## WHAT THE EXERCISE ASKS
Across the entries that follow, count each line holding "menu" and state the total alone.

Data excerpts
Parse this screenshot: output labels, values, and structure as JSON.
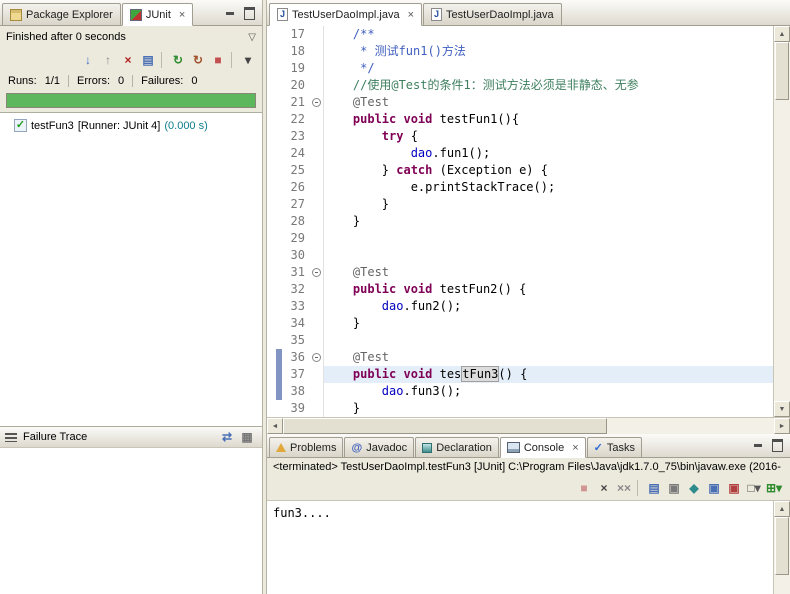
{
  "glyphs": {
    "close": "×",
    "up": "▲",
    "down": "▼",
    "left": "◄",
    "right": "►"
  },
  "left_panel": {
    "tabs": [
      {
        "label": "Package Explorer"
      },
      {
        "label": "JUnit",
        "active": true
      }
    ],
    "status": "Finished after 0 seconds",
    "pulldown_icon": "▽",
    "toolbar_icons": [
      {
        "name": "next-failed-test",
        "glyph": "↓",
        "color": "#3B6CC4"
      },
      {
        "name": "previous-failed-test",
        "glyph": "↑",
        "color": "#8A8A8A"
      },
      {
        "name": "show-failures-only",
        "glyph": "×",
        "color": "#B22222"
      },
      {
        "name": "show-skipped-tests",
        "glyph": "▤",
        "color": "#4A6FB5"
      },
      {
        "name": "separator"
      },
      {
        "name": "rerun-test",
        "glyph": "↻",
        "color": "#2E8B2E"
      },
      {
        "name": "rerun-failed-first",
        "glyph": "↻",
        "color": "#A0522D"
      },
      {
        "name": "stop-junit-run",
        "glyph": "■",
        "color": "#C25050"
      },
      {
        "name": "separator"
      },
      {
        "name": "test-run-history-menu",
        "glyph": "▾",
        "color": "#444444"
      }
    ],
    "counts": {
      "runs_label": "Runs:",
      "runs": "1/1",
      "errors_label": "Errors:",
      "errors": "0",
      "failures_label": "Failures:",
      "failures": "0"
    },
    "progress_color": "#5DB85D",
    "test": {
      "icon": "✓",
      "name": "testFun3",
      "runner": " [Runner: JUnit 4] ",
      "time": "(0.000 s)"
    },
    "failure_trace_title": "Failure Trace",
    "failure_trace_icons": [
      {
        "name": "filter-stack-trace",
        "glyph": "⇄",
        "color": "#4A6FB5"
      },
      {
        "name": "compare-result",
        "glyph": "▦",
        "color": "#777777"
      }
    ]
  },
  "editor": {
    "tabs": [
      {
        "label": "TestUserDaoImpl.java",
        "icon_glyph": "J",
        "active": true
      },
      {
        "label": "TestUserDaoImpl.java",
        "icon_glyph": "J"
      }
    ],
    "lines": [
      {
        "n": 17,
        "tokens": [
          {
            "c": "jd",
            "t": "    /**"
          }
        ]
      },
      {
        "n": 18,
        "tokens": [
          {
            "c": "jd",
            "t": "     * 测试fun1()方法"
          }
        ]
      },
      {
        "n": 19,
        "tokens": [
          {
            "c": "jd",
            "t": "     */"
          }
        ]
      },
      {
        "n": 20,
        "tokens": [
          {
            "c": "cm",
            "t": "    //使用@Test的条件1：测试方法必须是非静态、无参"
          }
        ]
      },
      {
        "n": 21,
        "fold": true,
        "tokens": [
          {
            "c": "an",
            "t": "    @Test"
          }
        ]
      },
      {
        "n": 22,
        "tokens": [
          {
            "c": "kw",
            "t": "    public void "
          },
          {
            "c": "pl",
            "t": "testFun1(){"
          }
        ]
      },
      {
        "n": 23,
        "tokens": [
          {
            "c": "pl",
            "t": "        "
          },
          {
            "c": "kw",
            "t": "try"
          },
          {
            "c": "pl",
            "t": " {"
          }
        ]
      },
      {
        "n": 24,
        "tokens": [
          {
            "c": "pl",
            "t": "            "
          },
          {
            "c": "fd",
            "t": "dao"
          },
          {
            "c": "pl",
            "t": ".fun1();"
          }
        ]
      },
      {
        "n": 25,
        "tokens": [
          {
            "c": "pl",
            "t": "        } "
          },
          {
            "c": "kw",
            "t": "catch"
          },
          {
            "c": "pl",
            "t": " (Exception e) {"
          }
        ]
      },
      {
        "n": 26,
        "tokens": [
          {
            "c": "pl",
            "t": "            e.printStackTrace();"
          }
        ]
      },
      {
        "n": 27,
        "tokens": [
          {
            "c": "pl",
            "t": "        }"
          }
        ]
      },
      {
        "n": 28,
        "tokens": [
          {
            "c": "pl",
            "t": "    }"
          }
        ]
      },
      {
        "n": 29,
        "tokens": []
      },
      {
        "n": 30,
        "tokens": []
      },
      {
        "n": 31,
        "fold": true,
        "tokens": [
          {
            "c": "an",
            "t": "    @Test"
          }
        ]
      },
      {
        "n": 32,
        "tokens": [
          {
            "c": "kw",
            "t": "    public void "
          },
          {
            "c": "pl",
            "t": "testFun2() {"
          }
        ]
      },
      {
        "n": 33,
        "tokens": [
          {
            "c": "pl",
            "t": "        "
          },
          {
            "c": "fd",
            "t": "dao"
          },
          {
            "c": "pl",
            "t": ".fun2();"
          }
        ]
      },
      {
        "n": 34,
        "tokens": [
          {
            "c": "pl",
            "t": "    }"
          }
        ]
      },
      {
        "n": 35,
        "tokens": []
      },
      {
        "n": 36,
        "fold": true,
        "diff": true,
        "tokens": [
          {
            "c": "an",
            "t": "    @Test"
          }
        ]
      },
      {
        "n": 37,
        "diff": true,
        "current": true,
        "tokens": [
          {
            "c": "kw",
            "t": "    public void "
          },
          {
            "c": "pl",
            "t": "tes"
          },
          {
            "c": "cur",
            "t": ""
          },
          {
            "c": "occ",
            "t": "tFun3"
          },
          {
            "c": "pl",
            "t": "() {"
          }
        ]
      },
      {
        "n": 38,
        "diff": true,
        "tokens": [
          {
            "c": "pl",
            "t": "        "
          },
          {
            "c": "fd",
            "t": "dao"
          },
          {
            "c": "pl",
            "t": ".fun3();"
          }
        ]
      },
      {
        "n": 39,
        "tokens": [
          {
            "c": "pl",
            "t": "    }"
          }
        ]
      }
    ]
  },
  "console": {
    "tabs": [
      {
        "label": "Problems"
      },
      {
        "label": "Javadoc",
        "icon_glyph": "@"
      },
      {
        "label": "Declaration"
      },
      {
        "label": "Console",
        "active": true
      },
      {
        "label": "Tasks",
        "icon_glyph": "✓"
      }
    ],
    "status_line": "<terminated> TestUserDaoImpl.testFun3 [JUnit] C:\\Program Files\\Java\\jdk1.7.0_75\\bin\\javaw.exe (2016-",
    "toolbar_icons": [
      {
        "name": "terminate",
        "glyph": "■",
        "color": "#D09492"
      },
      {
        "name": "remove-launch",
        "glyph": "×",
        "color": "#444444"
      },
      {
        "name": "remove-all-launches",
        "glyph": "××",
        "color": "#888888"
      },
      {
        "name": "separator"
      },
      {
        "name": "clear-console",
        "glyph": "▤",
        "color": "#4A6FB5"
      },
      {
        "name": "scroll-lock",
        "glyph": "▣",
        "color": "#7A7A7A"
      },
      {
        "name": "pin-console",
        "glyph": "◆",
        "color": "#2E8B8B"
      },
      {
        "name": "show-console-on-stdout",
        "glyph": "▣",
        "color": "#4A6FB5"
      },
      {
        "name": "show-console-on-stderr",
        "glyph": "▣",
        "color": "#B04040"
      },
      {
        "name": "display-selected-console",
        "glyph": "□▾",
        "color": "#555555"
      },
      {
        "name": "open-console-menu",
        "glyph": "⊞▾",
        "color": "#2E8B2E"
      }
    ],
    "output": "fun3...."
  }
}
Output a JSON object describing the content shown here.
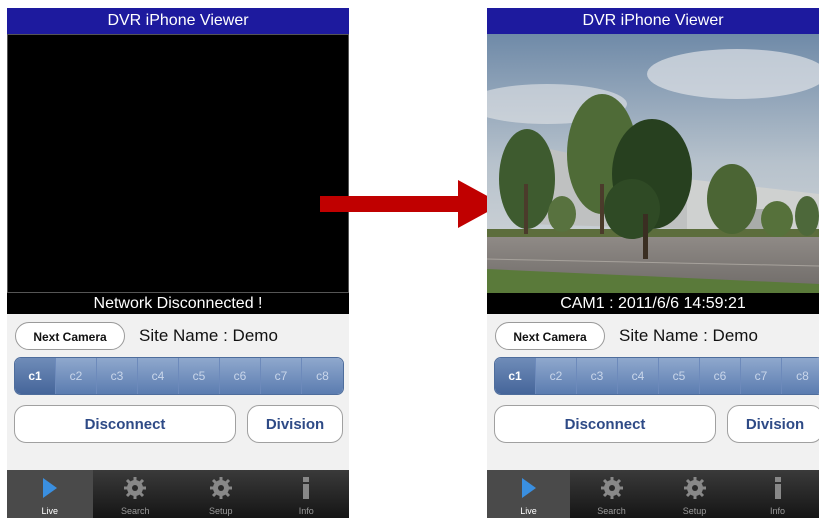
{
  "screens": [
    {
      "title": "DVR iPhone Viewer",
      "status": "Network Disconnected !",
      "next_camera": "Next Camera",
      "site_label": "Site Name :",
      "site_name": "Demo",
      "cameras": [
        "c1",
        "c2",
        "c3",
        "c4",
        "c5",
        "c6",
        "c7",
        "c8"
      ],
      "selected_camera": "c1",
      "disconnect": "Disconnect",
      "division": "Division",
      "tabs": [
        "Live",
        "Search",
        "Setup",
        "Info"
      ]
    },
    {
      "title": "DVR iPhone Viewer",
      "status": "CAM1 : 2011/6/6 14:59:21",
      "next_camera": "Next Camera",
      "site_label": "Site Name :",
      "site_name": "Demo",
      "cameras": [
        "c1",
        "c2",
        "c3",
        "c4",
        "c5",
        "c6",
        "c7",
        "c8"
      ],
      "selected_camera": "c1",
      "disconnect": "Disconnect",
      "division": "Division",
      "tabs": [
        "Live",
        "Search",
        "Setup",
        "Info"
      ]
    }
  ],
  "colors": {
    "title_bar": "#1d1a9e",
    "arrow": "#c00000",
    "button_text": "#2e4a86"
  }
}
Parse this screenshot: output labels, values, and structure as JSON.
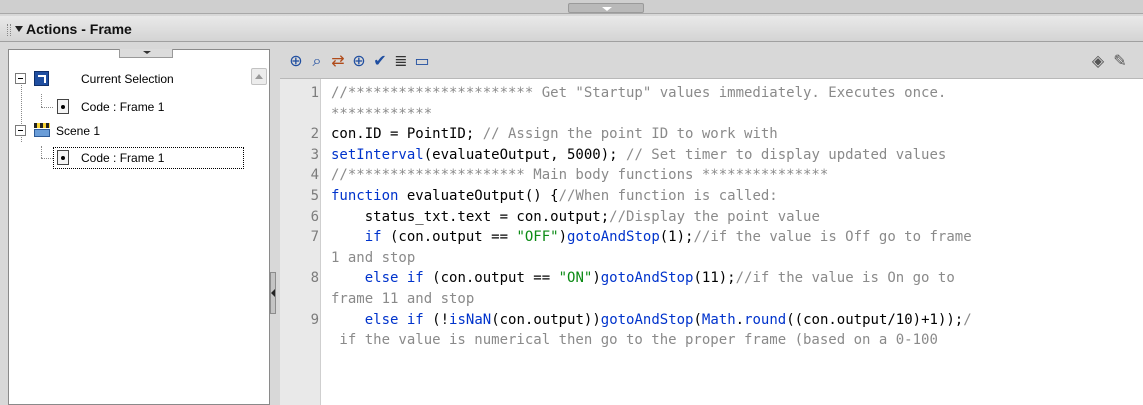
{
  "panel": {
    "title": "Actions - Frame"
  },
  "tree": {
    "items": [
      {
        "label": "Current Selection"
      },
      {
        "label": "Code : Frame 1"
      },
      {
        "label": "Scene 1"
      },
      {
        "label": "Code : Frame 1"
      }
    ]
  },
  "toolbar": {
    "icons": [
      "add-statement-icon",
      "find-icon",
      "replace-icon",
      "insert-target-path-icon",
      "check-syntax-icon",
      "auto-format-icon",
      "show-code-hint-icon",
      "debug-options-icon",
      "script-assist-icon"
    ]
  },
  "code": {
    "lines": [
      {
        "n": "1",
        "segs": [
          {
            "t": "//********************** Get \"Startup\" values immediately. Executes once.",
            "c": "comment"
          }
        ]
      },
      {
        "n": "",
        "segs": [
          {
            "t": "************",
            "c": "comment"
          }
        ]
      },
      {
        "n": "2",
        "segs": [
          {
            "t": "con.ID = PointID; ",
            "c": "id"
          },
          {
            "t": "// Assign the point ID to work with",
            "c": "comment"
          }
        ]
      },
      {
        "n": "3",
        "segs": [
          {
            "t": "setInterval",
            "c": "kw"
          },
          {
            "t": "(evaluateOutput, 5000); ",
            "c": "id"
          },
          {
            "t": "// Set timer to display updated values",
            "c": "comment"
          }
        ]
      },
      {
        "n": "4",
        "segs": [
          {
            "t": "//********************* Main body functions ***************",
            "c": "comment"
          }
        ]
      },
      {
        "n": "5",
        "segs": [
          {
            "t": "function",
            "c": "kw"
          },
          {
            "t": " evaluateOutput() {",
            "c": "id"
          },
          {
            "t": "//When function is called:",
            "c": "comment"
          }
        ]
      },
      {
        "n": "6",
        "segs": [
          {
            "t": "    status_txt.text = con.output;",
            "c": "id"
          },
          {
            "t": "//Display the point value",
            "c": "comment"
          }
        ]
      },
      {
        "n": "7",
        "segs": [
          {
            "t": "    ",
            "c": "id"
          },
          {
            "t": "if",
            "c": "kw"
          },
          {
            "t": " (con.output == ",
            "c": "id"
          },
          {
            "t": "\"OFF\"",
            "c": "str"
          },
          {
            "t": ")",
            "c": "id"
          },
          {
            "t": "gotoAndStop",
            "c": "kw"
          },
          {
            "t": "(1);",
            "c": "id"
          },
          {
            "t": "//if the value is Off go to frame",
            "c": "comment"
          }
        ]
      },
      {
        "n": "",
        "segs": [
          {
            "t": "1 and stop",
            "c": "comment"
          }
        ]
      },
      {
        "n": "8",
        "segs": [
          {
            "t": "    ",
            "c": "id"
          },
          {
            "t": "else if",
            "c": "kw"
          },
          {
            "t": " (con.output == ",
            "c": "id"
          },
          {
            "t": "\"ON\"",
            "c": "str"
          },
          {
            "t": ")",
            "c": "id"
          },
          {
            "t": "gotoAndStop",
            "c": "kw"
          },
          {
            "t": "(11);",
            "c": "id"
          },
          {
            "t": "//if the value is On go to",
            "c": "comment"
          }
        ]
      },
      {
        "n": "",
        "segs": [
          {
            "t": "frame 11 and stop",
            "c": "comment"
          }
        ]
      },
      {
        "n": "9",
        "segs": [
          {
            "t": "    ",
            "c": "id"
          },
          {
            "t": "else if",
            "c": "kw"
          },
          {
            "t": " (!",
            "c": "id"
          },
          {
            "t": "isNaN",
            "c": "kw"
          },
          {
            "t": "(con.output))",
            "c": "id"
          },
          {
            "t": "gotoAndStop",
            "c": "kw"
          },
          {
            "t": "(",
            "c": "id"
          },
          {
            "t": "Math",
            "c": "kw"
          },
          {
            "t": ".",
            "c": "id"
          },
          {
            "t": "round",
            "c": "kw"
          },
          {
            "t": "((con.output/10)+1));",
            "c": "id"
          },
          {
            "t": "/",
            "c": "comment"
          }
        ]
      },
      {
        "n": "",
        "segs": [
          {
            "t": " if the value is numerical then go to the proper frame (based on a 0-100",
            "c": "comment"
          }
        ]
      }
    ]
  },
  "colors": {
    "keyword": "#0033cc",
    "string": "#0b8a14",
    "comment": "#8a8a8a"
  }
}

## ANSWER
2